Medtronic said it has submitted its pre-market approval application to the Food and Drug Administration for an insulin pump and continuous glucose monitor that automatically suspends the delivery of insulin if blood sugars drop too low.

The device is already available in 50 countries outside the U.S., according to the Northridge-based diabetes unit of Medtronic, which developed the system, the MiniMed 530G.

If approved, it would be the only insulin delivery system of its kind, according to the company, and would represent a significant step toward the development of an artificial pancreas, or a fully automated insulin delivery system.

The device would help patients with Type 1 diabetes, for whom low blood pressure is one of the most frightening aspects of living with diabetes. It can result in confusion, unresponsiveness and in severe cases, even death.

Typically diagnosed in childhood, people with Type 1 diabetes have a pancreas that is unable to produce insulin, a hormone that regulates blood sugar, or glucose. An artificial pancreas is a system that will closely mimic the insulin delivery of a healthy pancreas using advanced technology that continuously monitors glucose levels and automatically adjusts insulin delivery without patient interaction.

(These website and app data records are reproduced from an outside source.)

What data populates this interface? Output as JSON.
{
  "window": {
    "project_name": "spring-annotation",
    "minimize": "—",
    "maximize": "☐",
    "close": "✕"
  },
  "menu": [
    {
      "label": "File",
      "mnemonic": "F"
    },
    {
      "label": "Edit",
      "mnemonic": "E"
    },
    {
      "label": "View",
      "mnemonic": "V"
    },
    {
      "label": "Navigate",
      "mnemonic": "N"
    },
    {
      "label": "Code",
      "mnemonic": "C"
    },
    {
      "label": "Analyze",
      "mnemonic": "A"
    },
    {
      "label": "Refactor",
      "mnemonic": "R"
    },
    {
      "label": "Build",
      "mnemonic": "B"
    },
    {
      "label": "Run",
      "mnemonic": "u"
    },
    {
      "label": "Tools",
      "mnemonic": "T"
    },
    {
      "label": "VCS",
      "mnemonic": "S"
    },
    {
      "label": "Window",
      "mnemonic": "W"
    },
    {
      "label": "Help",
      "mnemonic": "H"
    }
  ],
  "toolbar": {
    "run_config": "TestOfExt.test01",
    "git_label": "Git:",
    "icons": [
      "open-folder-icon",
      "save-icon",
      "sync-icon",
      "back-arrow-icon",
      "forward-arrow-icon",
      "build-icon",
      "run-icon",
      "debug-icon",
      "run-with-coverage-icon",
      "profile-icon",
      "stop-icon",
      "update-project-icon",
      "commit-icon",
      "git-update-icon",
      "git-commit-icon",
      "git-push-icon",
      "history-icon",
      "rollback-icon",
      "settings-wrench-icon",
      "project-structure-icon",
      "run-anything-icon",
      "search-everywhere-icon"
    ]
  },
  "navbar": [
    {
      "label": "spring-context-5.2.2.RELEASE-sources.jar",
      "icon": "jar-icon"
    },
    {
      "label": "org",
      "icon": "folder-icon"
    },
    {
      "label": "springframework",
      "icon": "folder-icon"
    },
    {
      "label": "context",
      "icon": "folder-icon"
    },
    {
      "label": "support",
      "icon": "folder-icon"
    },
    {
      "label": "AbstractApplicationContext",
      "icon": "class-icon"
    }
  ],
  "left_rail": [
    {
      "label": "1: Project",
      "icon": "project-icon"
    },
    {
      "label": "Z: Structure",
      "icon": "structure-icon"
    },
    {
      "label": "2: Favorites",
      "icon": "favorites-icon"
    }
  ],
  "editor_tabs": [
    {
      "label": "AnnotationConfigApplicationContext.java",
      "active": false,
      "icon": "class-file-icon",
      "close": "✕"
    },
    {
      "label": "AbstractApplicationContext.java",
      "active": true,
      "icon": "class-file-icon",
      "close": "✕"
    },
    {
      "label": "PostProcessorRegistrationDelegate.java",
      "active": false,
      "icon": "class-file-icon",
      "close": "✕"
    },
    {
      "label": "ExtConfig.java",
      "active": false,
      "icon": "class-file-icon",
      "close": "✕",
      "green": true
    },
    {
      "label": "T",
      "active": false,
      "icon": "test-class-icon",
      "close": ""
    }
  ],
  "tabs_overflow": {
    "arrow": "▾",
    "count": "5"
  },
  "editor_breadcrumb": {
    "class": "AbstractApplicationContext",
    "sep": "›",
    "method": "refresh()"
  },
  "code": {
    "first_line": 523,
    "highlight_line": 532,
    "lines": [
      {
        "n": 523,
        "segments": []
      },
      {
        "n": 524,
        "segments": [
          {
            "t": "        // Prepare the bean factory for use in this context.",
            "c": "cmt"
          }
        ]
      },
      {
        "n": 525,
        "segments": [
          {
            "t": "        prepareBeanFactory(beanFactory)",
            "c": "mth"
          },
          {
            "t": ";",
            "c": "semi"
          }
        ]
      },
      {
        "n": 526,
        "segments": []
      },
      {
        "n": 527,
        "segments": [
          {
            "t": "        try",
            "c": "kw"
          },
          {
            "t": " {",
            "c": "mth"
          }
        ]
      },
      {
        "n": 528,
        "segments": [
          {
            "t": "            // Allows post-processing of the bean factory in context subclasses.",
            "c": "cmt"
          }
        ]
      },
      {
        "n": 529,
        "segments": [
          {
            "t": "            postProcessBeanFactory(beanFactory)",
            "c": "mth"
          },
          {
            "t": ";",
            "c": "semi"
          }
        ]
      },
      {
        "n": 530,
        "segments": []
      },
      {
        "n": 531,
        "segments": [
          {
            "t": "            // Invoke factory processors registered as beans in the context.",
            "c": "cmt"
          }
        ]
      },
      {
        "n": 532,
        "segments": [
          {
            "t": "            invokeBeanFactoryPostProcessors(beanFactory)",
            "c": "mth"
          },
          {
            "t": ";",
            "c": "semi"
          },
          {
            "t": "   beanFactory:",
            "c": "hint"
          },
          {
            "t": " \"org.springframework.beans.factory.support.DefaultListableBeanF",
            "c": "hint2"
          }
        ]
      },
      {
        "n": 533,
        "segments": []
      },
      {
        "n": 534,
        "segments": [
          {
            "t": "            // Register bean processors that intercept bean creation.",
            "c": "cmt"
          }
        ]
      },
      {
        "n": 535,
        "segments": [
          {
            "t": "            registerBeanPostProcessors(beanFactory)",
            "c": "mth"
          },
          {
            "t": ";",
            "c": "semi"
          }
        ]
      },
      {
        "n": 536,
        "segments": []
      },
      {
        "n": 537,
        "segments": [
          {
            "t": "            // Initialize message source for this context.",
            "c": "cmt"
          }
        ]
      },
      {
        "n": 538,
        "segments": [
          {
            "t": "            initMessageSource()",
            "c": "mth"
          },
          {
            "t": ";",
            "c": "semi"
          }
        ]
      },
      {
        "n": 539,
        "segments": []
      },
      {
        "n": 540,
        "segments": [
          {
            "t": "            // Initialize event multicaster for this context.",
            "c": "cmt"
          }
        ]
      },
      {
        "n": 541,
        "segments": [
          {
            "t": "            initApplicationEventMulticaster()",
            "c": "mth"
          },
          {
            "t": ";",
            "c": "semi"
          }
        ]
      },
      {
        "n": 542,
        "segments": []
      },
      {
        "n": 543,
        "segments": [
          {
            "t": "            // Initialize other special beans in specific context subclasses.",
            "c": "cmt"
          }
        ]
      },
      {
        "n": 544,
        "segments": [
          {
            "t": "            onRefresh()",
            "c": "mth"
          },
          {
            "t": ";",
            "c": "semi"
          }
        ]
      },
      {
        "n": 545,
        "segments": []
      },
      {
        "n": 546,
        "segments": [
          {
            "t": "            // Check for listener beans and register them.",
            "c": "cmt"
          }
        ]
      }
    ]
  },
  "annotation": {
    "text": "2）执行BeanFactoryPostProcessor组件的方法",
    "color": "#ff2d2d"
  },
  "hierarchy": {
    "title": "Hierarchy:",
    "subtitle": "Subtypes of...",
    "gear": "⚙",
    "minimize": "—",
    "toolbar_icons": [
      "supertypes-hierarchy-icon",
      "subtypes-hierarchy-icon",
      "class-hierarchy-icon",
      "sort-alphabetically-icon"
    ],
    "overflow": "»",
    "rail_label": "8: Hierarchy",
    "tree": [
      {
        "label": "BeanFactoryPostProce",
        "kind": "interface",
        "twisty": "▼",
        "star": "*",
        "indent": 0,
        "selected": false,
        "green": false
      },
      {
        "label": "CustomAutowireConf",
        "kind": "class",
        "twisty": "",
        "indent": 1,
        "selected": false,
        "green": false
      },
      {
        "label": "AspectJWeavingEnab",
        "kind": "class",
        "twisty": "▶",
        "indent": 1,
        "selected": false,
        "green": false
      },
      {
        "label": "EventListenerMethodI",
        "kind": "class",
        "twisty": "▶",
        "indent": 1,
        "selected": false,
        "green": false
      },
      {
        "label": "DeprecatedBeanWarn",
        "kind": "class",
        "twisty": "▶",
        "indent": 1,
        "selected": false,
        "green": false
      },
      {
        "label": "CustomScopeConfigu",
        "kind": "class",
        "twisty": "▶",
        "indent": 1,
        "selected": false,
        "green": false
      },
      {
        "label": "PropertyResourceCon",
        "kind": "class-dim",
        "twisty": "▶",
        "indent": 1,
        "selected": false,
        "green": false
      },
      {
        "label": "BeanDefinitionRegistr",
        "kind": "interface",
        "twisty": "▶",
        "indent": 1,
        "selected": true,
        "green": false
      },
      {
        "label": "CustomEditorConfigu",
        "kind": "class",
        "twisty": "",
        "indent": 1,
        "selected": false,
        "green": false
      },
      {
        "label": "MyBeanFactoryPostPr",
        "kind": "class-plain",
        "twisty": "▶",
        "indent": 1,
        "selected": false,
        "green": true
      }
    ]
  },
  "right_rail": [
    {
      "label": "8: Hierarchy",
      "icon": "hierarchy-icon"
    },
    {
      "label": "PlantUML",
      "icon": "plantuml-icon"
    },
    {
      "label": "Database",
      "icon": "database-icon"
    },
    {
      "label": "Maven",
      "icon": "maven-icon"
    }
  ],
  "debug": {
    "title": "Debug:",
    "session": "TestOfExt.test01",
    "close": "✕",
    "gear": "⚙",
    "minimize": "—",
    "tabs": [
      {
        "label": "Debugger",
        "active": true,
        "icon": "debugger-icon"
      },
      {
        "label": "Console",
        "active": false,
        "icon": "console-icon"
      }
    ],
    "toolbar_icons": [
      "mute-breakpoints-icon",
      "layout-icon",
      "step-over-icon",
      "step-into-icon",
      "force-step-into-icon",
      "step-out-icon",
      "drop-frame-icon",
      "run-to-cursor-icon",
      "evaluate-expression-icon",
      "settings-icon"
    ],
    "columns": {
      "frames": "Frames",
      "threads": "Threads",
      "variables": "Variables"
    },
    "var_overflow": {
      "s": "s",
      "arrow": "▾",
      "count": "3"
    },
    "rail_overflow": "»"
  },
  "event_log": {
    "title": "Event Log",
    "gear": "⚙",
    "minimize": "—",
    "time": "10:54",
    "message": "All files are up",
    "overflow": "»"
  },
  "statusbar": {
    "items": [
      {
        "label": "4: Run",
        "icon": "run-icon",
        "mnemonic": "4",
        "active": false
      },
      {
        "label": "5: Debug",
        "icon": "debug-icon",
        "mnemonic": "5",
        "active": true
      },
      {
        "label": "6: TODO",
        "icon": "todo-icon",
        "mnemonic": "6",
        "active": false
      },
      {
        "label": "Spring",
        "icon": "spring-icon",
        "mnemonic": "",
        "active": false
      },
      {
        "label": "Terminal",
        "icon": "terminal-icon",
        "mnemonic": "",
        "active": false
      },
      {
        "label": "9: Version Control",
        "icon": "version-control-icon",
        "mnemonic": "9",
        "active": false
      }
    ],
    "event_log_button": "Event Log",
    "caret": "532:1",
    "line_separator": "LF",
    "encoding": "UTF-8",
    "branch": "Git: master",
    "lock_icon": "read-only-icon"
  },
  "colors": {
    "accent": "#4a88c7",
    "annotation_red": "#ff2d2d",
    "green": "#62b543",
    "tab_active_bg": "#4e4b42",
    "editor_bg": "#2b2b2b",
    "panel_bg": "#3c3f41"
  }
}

Medtronic said it has numerous research studies under way to develop different components of an artificial pancreas system. “The vision is to eventually have no human interaction in the management of diabetes — a fully automated system that acts like the human pancreas,” Katie Szyman, president of the diabetes unit, recently told the San Fernando Valley Business Journal. She said the fully automatic system is probably at least five years away, but the company is devoting substantial research and development dollars to the effort.

Judy Temes